• WORKING DATA:
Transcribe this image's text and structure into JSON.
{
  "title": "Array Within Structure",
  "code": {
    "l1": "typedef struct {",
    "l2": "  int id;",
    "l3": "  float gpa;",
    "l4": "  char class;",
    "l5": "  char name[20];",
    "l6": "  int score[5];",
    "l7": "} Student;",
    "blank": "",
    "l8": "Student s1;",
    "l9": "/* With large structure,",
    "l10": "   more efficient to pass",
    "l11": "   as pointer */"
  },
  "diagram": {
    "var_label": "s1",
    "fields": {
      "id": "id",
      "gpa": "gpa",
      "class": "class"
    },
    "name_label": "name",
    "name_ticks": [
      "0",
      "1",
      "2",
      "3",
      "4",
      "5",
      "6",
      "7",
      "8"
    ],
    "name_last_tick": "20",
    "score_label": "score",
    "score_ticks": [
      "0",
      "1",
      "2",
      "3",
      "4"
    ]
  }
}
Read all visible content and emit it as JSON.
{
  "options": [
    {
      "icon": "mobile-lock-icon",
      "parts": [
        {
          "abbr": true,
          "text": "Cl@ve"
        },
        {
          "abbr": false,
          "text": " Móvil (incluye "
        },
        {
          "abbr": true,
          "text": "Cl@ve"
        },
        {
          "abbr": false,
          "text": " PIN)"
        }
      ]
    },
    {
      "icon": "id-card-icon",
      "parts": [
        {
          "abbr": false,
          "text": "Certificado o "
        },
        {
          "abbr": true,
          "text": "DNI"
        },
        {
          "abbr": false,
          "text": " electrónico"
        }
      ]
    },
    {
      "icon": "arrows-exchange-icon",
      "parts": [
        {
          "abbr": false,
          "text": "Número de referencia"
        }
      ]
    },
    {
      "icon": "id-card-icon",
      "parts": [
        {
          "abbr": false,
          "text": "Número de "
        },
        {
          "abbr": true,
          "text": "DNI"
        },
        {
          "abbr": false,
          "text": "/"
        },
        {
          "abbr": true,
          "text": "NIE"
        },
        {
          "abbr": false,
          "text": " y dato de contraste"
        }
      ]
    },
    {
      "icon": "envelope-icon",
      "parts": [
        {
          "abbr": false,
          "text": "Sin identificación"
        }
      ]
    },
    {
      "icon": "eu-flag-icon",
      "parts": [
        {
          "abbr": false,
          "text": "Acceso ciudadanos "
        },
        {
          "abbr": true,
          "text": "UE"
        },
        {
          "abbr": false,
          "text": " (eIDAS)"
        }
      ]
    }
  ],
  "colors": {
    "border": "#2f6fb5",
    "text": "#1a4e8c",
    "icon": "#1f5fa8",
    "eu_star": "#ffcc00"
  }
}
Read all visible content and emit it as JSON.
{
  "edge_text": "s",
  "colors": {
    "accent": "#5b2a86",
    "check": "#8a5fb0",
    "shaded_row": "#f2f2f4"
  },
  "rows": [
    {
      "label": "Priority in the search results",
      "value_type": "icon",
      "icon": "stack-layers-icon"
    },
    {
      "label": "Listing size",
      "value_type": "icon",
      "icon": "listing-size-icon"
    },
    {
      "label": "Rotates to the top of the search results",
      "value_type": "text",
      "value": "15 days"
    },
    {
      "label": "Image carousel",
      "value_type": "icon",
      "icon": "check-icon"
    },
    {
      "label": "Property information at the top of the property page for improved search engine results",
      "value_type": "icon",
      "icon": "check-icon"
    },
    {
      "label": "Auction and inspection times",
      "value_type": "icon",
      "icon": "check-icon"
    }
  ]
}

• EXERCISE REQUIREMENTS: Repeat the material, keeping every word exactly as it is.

• RESPONSE BELOW:
Transcribe this image's text and structure into JSON.
{
  "title": "Array Within Structure",
  "code": {
    "l1": "typedef struct {",
    "l2": "  int id;",
    "l3": "  float gpa;",
    "l4": "  char class;",
    "l5": "  char name[20];",
    "l6": "  int score[5];",
    "l7": "} Student;",
    "blank": "",
    "l8": "Student s1;",
    "l9": "/* With large structure,",
    "l10": "   more efficient to pass",
    "l11": "   as pointer */"
  },
  "diagram": {
    "var_label": "s1",
    "fields": {
      "id": "id",
      "gpa": "gpa",
      "class": "class"
    },
    "name_label": "name",
    "name_ticks": [
      "0",
      "1",
      "2",
      "3",
      "4",
      "5",
      "6",
      "7",
      "8"
    ],
    "name_last_tick": "20",
    "score_label": "score",
    "score_ticks": [
      "0",
      "1",
      "2",
      "3",
      "4"
    ]
  }
}
Read all visible content and emit it as JSON.
{
  "options": [
    {
      "icon": "mobile-lock-icon",
      "parts": [
        {
          "abbr": true,
          "text": "Cl@ve"
        },
        {
          "abbr": false,
          "text": " Móvil (incluye "
        },
        {
          "abbr": true,
          "text": "Cl@ve"
        },
        {
          "abbr": false,
          "text": " PIN)"
        }
      ]
    },
    {
      "icon": "id-card-icon",
      "parts": [
        {
          "abbr": false,
          "text": "Certificado o "
        },
        {
          "abbr": true,
          "text": "DNI"
        },
        {
          "abbr": false,
          "text": " electrónico"
        }
      ]
    },
    {
      "icon": "arrows-exchange-icon",
      "parts": [
        {
          "abbr": false,
          "text": "Número de referencia"
        }
      ]
    },
    {
      "icon": "id-card-icon",
      "parts": [
        {
          "abbr": false,
          "text": "Número de "
        },
        {
          "abbr": true,
          "text": "DNI"
        },
        {
          "abbr": false,
          "text": "/"
        },
        {
          "abbr": true,
          "text": "NIE"
        },
        {
          "abbr": false,
          "text": " y dato de contraste"
        }
      ]
    },
    {
      "icon": "envelope-icon",
      "parts": [
        {
          "abbr": false,
          "text": "Sin identificación"
        }
      ]
    },
    {
      "icon": "eu-flag-icon",
      "parts": [
        {
          "abbr": false,
          "text": "Acceso ciudadanos "
        },
        {
          "abbr": true,
          "text": "UE"
        },
        {
          "abbr": false,
          "text": " (eIDAS)"
        }
      ]
    }
  ],
  "colors": {
    "border": "#2f6fb5",
    "text": "#1a4e8c",
    "icon": "#1f5fa8",
    "eu_star": "#ffcc00"
  }
}
Read all visible content and emit it as JSON.
{
  "edge_text": "s",
  "colors": {
    "accent": "#5b2a86",
    "check": "#8a5fb0",
    "shaded_row": "#f2f2f4"
  },
  "rows": [
    {
      "label": "Priority in the search results",
      "value_type": "icon",
      "icon": "stack-layers-icon"
    },
    {
      "label": "Listing size",
      "value_type": "icon",
      "icon": "listing-size-icon"
    },
    {
      "label": "Rotates to the top of the search results",
      "value_type": "text",
      "value": "15 days"
    },
    {
      "label": "Image carousel",
      "value_type": "icon",
      "icon": "check-icon"
    },
    {
      "label": "Property information at the top of the property page for improved search engine results",
      "value_type": "icon",
      "icon": "check-icon"
    },
    {
      "label": "Auction and inspection times",
      "value_type": "icon",
      "icon": "check-icon"
    }
  ]
}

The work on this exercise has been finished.